Proof in Numbers
Some examples include:
- Webinars: On this page promoting our webinar with Facebook, we’ve stated that more than 40,000 have signed up.
- Blog Subscription: Similarly, on this very blog under our “subscription” module, it indicates over 60,000 people have subscribed. This is proof that it’s a highly trustworthy and popular blog people should follow.
- Conferences: Conferences like SXSW, Dreamforce and INBOUND 2012 are just some of the hottest events because tons of people flock to them every year.
Just make sure your claims are not only true, but believable. In addition, this technique can backfire if you use it as reverse statement. For example, if you are a nonprofit whose mission is to get more people to quit smoking, you may not want to advertise the fact that 90% of people smoke only because it makes the behavior more acceptable if so many people are doing it, too. See what I mean? The group mentality's not really helping your cause there.
Proof by Relevance
Another way to make this technique effective is to make the offer far more relevant to your audience.
For example, if you were encouraging more people in the state of California to pay their bills on time, you could make one of two statements using statistics (another powerful persuasion technique):
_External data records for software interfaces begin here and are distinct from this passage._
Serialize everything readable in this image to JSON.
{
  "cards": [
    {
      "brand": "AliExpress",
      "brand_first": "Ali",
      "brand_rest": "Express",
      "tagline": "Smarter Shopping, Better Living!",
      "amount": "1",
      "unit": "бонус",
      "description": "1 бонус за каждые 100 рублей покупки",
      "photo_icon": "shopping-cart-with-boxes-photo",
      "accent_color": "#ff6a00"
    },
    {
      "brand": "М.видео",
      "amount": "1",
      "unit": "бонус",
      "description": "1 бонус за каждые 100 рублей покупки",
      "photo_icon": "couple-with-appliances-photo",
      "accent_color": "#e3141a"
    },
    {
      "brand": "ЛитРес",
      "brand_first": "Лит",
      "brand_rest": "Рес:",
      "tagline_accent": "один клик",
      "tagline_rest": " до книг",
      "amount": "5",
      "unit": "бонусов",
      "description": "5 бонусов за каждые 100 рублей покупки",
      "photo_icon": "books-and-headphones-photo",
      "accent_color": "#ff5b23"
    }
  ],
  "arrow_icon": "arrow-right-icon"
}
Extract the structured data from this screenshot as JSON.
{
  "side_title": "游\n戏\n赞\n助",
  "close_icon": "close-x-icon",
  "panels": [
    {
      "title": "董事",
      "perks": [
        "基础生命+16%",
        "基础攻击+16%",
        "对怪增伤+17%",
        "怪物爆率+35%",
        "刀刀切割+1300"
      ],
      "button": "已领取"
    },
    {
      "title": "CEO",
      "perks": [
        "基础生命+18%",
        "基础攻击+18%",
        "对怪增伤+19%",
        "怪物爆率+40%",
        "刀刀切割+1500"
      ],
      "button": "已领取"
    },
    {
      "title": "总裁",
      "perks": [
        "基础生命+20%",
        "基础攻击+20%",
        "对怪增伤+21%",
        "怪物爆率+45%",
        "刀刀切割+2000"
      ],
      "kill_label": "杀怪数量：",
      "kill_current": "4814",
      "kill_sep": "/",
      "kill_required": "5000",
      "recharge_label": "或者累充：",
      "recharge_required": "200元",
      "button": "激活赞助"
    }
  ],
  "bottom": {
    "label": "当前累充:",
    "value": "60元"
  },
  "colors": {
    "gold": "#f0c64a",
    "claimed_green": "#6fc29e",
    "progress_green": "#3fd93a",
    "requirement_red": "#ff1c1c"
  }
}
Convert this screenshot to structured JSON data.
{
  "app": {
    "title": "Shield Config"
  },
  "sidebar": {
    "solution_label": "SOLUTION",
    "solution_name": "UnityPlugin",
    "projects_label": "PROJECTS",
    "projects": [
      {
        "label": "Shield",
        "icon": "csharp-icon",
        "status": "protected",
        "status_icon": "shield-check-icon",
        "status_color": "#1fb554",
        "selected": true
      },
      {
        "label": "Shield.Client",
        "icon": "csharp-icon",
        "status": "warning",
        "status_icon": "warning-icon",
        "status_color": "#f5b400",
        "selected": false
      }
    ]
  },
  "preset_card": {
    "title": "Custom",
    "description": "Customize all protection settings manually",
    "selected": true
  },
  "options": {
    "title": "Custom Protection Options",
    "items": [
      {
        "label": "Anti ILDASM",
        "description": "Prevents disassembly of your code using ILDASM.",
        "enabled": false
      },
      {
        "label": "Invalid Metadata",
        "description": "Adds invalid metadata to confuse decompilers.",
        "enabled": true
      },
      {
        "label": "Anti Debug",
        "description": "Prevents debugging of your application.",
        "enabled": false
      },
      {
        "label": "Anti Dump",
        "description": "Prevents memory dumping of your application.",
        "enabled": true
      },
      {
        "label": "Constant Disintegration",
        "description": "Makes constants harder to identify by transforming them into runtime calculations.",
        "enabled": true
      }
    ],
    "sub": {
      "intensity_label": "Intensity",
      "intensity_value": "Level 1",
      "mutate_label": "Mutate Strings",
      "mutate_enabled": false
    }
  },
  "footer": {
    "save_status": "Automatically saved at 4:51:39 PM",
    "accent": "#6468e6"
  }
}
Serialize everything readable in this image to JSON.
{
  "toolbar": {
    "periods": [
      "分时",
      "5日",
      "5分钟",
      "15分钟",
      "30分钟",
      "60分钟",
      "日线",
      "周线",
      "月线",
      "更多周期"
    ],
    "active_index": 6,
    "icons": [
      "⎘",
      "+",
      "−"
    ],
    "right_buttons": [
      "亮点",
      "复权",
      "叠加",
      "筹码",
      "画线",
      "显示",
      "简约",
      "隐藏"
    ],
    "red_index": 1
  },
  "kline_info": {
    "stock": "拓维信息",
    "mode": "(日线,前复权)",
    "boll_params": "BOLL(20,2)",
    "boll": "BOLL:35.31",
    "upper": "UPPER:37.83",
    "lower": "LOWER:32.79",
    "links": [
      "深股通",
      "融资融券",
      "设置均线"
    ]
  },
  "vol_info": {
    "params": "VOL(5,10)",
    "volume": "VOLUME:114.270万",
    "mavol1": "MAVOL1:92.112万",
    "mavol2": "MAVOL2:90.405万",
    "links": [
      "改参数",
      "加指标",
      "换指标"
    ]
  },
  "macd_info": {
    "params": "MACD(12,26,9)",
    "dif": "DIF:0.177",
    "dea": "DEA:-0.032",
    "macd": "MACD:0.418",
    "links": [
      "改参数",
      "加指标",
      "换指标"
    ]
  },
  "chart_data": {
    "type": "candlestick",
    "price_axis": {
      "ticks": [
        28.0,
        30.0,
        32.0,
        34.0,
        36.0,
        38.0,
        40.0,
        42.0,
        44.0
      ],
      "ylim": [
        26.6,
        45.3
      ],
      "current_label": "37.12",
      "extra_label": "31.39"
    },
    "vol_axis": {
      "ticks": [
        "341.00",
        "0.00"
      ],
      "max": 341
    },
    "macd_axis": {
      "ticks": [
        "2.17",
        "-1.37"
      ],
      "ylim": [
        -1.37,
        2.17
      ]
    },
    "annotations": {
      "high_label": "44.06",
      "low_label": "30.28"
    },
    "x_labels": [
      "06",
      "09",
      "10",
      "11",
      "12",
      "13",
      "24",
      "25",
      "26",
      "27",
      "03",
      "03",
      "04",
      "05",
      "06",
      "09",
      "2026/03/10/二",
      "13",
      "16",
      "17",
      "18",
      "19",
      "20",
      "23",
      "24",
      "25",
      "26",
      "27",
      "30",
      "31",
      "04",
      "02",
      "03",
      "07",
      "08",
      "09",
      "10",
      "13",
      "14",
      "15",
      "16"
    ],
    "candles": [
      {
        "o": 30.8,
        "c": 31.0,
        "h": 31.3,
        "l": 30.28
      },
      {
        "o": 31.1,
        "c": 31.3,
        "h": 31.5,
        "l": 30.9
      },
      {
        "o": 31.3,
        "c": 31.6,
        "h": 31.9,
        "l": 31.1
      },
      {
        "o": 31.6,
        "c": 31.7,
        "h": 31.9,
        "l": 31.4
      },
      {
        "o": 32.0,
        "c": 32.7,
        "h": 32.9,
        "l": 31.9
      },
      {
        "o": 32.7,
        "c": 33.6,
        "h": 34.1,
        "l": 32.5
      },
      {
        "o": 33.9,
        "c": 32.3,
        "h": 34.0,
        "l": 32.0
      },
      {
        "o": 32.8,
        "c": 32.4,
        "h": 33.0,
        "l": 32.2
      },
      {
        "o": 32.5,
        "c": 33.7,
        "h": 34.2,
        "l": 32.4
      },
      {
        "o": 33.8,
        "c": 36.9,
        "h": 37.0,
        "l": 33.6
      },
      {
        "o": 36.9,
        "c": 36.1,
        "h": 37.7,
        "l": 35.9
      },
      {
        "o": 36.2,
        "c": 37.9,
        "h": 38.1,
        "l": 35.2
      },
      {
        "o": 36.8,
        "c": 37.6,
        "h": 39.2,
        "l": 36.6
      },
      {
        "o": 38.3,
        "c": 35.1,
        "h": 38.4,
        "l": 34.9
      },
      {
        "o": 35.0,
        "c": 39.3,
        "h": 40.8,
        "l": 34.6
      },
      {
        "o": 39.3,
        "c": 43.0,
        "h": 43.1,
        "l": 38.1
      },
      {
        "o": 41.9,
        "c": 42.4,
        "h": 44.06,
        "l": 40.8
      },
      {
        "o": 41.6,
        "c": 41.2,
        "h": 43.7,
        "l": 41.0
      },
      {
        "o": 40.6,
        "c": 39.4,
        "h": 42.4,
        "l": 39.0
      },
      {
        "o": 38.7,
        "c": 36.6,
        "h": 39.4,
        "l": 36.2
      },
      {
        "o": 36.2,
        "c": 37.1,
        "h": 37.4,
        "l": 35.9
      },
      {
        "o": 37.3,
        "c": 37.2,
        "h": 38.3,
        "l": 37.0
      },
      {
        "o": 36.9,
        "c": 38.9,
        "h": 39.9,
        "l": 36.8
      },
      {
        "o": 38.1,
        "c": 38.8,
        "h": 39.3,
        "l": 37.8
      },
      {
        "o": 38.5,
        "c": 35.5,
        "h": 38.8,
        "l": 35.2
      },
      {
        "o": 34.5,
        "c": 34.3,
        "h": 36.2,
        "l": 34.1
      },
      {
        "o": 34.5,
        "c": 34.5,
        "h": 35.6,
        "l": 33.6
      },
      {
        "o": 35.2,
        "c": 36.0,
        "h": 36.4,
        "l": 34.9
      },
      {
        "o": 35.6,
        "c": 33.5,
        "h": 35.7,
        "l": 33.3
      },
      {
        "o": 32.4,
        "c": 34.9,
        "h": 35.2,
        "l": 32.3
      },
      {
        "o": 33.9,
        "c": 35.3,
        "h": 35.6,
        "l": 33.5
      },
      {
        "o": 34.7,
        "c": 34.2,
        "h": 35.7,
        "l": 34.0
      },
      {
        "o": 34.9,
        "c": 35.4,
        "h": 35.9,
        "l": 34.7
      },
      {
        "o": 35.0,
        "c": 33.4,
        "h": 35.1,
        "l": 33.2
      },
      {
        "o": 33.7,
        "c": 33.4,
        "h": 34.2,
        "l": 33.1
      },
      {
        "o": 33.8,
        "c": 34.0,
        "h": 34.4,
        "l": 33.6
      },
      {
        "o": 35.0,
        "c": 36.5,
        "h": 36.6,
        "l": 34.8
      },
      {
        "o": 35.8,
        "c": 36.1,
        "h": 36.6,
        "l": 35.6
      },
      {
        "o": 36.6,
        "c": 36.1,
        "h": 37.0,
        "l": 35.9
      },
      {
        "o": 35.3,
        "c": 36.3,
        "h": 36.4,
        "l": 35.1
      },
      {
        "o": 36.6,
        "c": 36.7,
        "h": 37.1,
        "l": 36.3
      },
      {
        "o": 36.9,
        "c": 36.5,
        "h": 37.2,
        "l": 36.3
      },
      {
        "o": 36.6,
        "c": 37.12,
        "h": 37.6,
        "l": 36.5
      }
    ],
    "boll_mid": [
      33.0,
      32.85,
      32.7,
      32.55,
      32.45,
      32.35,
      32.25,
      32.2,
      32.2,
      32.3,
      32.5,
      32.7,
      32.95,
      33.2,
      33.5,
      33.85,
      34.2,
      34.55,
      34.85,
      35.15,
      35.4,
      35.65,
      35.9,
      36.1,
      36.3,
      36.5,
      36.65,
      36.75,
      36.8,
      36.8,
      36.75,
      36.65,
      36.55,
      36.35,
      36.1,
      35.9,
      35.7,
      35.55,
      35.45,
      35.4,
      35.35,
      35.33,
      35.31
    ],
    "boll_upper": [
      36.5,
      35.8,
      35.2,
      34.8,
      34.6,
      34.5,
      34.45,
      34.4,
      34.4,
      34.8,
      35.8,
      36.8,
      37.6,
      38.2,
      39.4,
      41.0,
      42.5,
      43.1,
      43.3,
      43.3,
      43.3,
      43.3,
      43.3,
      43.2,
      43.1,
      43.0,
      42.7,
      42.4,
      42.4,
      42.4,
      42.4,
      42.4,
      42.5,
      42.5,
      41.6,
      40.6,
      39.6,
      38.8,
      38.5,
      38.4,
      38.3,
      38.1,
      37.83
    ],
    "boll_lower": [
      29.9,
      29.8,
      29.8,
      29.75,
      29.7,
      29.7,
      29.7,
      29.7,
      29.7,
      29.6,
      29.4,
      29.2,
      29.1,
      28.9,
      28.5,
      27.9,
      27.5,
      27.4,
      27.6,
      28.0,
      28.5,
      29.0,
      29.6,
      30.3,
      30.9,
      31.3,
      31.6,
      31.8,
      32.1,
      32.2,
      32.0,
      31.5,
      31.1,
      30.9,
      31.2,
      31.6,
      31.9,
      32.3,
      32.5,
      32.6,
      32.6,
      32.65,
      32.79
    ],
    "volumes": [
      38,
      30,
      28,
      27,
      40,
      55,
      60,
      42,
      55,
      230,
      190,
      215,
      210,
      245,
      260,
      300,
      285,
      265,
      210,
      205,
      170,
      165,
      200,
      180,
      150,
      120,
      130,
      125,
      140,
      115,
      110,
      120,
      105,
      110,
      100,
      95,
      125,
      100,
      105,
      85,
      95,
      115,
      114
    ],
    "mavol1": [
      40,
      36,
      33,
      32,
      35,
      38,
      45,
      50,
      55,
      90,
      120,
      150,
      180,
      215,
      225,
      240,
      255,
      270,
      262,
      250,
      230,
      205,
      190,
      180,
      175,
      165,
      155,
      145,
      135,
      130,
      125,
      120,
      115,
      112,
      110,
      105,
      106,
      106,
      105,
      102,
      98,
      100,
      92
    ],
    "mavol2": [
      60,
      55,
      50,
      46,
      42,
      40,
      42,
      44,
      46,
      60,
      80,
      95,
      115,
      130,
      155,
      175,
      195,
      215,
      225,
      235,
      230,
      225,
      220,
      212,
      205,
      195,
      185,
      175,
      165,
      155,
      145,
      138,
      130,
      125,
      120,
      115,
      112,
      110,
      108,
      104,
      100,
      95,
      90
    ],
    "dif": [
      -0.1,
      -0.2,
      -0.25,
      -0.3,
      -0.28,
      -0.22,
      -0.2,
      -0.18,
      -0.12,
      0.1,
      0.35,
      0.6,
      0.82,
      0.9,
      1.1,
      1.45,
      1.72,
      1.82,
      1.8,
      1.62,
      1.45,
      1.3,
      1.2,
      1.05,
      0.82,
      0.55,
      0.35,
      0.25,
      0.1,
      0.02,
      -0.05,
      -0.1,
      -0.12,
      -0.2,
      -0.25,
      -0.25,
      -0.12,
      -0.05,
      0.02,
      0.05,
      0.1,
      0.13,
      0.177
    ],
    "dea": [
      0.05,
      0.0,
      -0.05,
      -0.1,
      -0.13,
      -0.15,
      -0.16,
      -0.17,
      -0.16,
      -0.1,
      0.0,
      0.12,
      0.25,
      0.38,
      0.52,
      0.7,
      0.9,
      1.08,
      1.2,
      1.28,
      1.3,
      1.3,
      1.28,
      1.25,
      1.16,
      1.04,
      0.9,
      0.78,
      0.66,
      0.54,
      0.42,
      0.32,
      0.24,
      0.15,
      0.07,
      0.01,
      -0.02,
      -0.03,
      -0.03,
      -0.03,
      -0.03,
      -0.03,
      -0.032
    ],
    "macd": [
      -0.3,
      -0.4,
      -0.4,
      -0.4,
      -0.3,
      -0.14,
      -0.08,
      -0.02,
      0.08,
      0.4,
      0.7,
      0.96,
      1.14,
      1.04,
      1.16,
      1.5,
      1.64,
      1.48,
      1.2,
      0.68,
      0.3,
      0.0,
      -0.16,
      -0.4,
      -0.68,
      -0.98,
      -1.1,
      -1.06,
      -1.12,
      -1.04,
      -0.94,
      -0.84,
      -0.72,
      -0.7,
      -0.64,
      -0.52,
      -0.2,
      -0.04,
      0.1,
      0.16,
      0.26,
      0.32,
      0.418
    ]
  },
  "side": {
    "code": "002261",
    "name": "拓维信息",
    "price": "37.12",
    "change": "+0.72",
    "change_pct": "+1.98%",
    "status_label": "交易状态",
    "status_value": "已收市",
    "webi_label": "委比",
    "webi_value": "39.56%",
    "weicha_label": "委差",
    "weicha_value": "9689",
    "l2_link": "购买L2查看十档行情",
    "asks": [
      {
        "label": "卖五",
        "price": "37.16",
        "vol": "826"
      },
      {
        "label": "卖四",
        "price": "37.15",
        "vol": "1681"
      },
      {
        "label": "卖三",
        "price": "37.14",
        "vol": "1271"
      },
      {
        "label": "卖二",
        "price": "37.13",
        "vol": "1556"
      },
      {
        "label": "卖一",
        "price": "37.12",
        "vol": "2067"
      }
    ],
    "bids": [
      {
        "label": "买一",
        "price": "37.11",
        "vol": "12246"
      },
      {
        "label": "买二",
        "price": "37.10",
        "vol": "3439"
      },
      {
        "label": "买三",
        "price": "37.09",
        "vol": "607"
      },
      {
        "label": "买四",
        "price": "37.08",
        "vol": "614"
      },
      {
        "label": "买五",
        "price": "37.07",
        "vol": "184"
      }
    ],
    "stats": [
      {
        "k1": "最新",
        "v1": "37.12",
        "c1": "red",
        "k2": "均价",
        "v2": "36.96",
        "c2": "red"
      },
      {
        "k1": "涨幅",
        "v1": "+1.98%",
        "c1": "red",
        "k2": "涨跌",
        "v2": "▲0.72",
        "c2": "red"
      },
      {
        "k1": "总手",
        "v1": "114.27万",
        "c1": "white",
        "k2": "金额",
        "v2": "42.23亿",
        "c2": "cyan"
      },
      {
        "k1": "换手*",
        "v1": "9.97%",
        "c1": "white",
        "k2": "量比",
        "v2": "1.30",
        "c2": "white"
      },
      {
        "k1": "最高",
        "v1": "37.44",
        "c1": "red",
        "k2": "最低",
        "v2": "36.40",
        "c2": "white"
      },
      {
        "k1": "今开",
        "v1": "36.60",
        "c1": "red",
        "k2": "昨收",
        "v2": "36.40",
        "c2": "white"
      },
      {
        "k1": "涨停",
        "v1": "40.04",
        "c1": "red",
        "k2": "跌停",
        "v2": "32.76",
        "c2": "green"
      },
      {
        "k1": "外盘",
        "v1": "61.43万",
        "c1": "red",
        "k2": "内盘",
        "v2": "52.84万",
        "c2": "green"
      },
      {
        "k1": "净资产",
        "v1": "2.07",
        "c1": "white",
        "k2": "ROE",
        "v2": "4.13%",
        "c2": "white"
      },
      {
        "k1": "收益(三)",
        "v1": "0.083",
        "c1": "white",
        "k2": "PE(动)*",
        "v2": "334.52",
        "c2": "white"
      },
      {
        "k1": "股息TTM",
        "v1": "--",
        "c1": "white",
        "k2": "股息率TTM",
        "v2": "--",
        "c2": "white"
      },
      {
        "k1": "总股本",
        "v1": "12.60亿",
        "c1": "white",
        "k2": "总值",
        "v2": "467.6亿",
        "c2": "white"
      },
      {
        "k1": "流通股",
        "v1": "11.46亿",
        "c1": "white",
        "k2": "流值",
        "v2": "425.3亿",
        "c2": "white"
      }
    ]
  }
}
“89% of people in California pay their bills on time. Pay your bills now.”
“89% of people living in your neighborhood of Oakville pay their bills on time. Pay your bills now.”
It's not that the first statement is totally irrelevant. It's just that homeowners in Oakville would be more likely to pay their bills on time from the second statement because the second message is far more relevant due to its specificity -- that's the power of segmentation!
When you’re crafting your marketing messages, think about being very specific and targeted. Offers will become more irresistible if they are closely aligned to the beliefs, wants, needs and emotions of your target audience.
3) Timing and Popularity
After Prince William and Kate Middleton got married in April of 2011, no one could stop talking about Kate’s wedding dress. Within hours after the wedding, vendors began making near-identical copies or similar styles of the Stella McCartney-designed dress. Even vendors such as David’s Bridal now have a “Royal” category so you can dress “just like Kate.”
The Gmail story is very similar. Once Google gave email addresses to top influencers and bloggers, word spread, and suddenly everyone wanted a Gmail address.
When something is buzz-worthy, it creates high demand. In situations like this, you can align offers with “what’s hot.” Companies will often leverage newsjacking for this type of technique and it works very well for offers, too.
As an example, early this year people couldn’t stop talking about Pinterest. I mean, its growth was ridiculous. HubSpot capitalized on this craze by creating the first Pinterest ebook for business owners and marketers, How to Use Pinterest for Business. It quickly became one of HubSpot’s most successful ebooks with more than 90,000 downloads and 25,000 new leads to date. Because it was the first and only ebook available on Pinterest (and we made sure people knew that), and learning how to use Pinterest for marketing was in high demand, it made the offer more unique and thus more irresistible -- that's the power of leveraging both timing and popularity!
A Cautionary Note
A well-constructed offer using these secret ingredients is key to persuading your audience they should take a desired action. After all, it’s your job as a marketer to get more people saying "yes" to your offers.
However, all of these techniques can backfire if you use them for trickery. It’s important to avoid over-hyped marketing language that, while driving conversions, doesn't provide offers that actually live up to the hyperbole. But when used appropriately, these persuasion techniques can work magic making your offers seriously irresistible!
Do you have any other persuasion techniques that have worked well in your marketing? Share what's worked for you in the comments!
Originally published Jul 24, 2012 12:30:00 PM, updated August 27 2017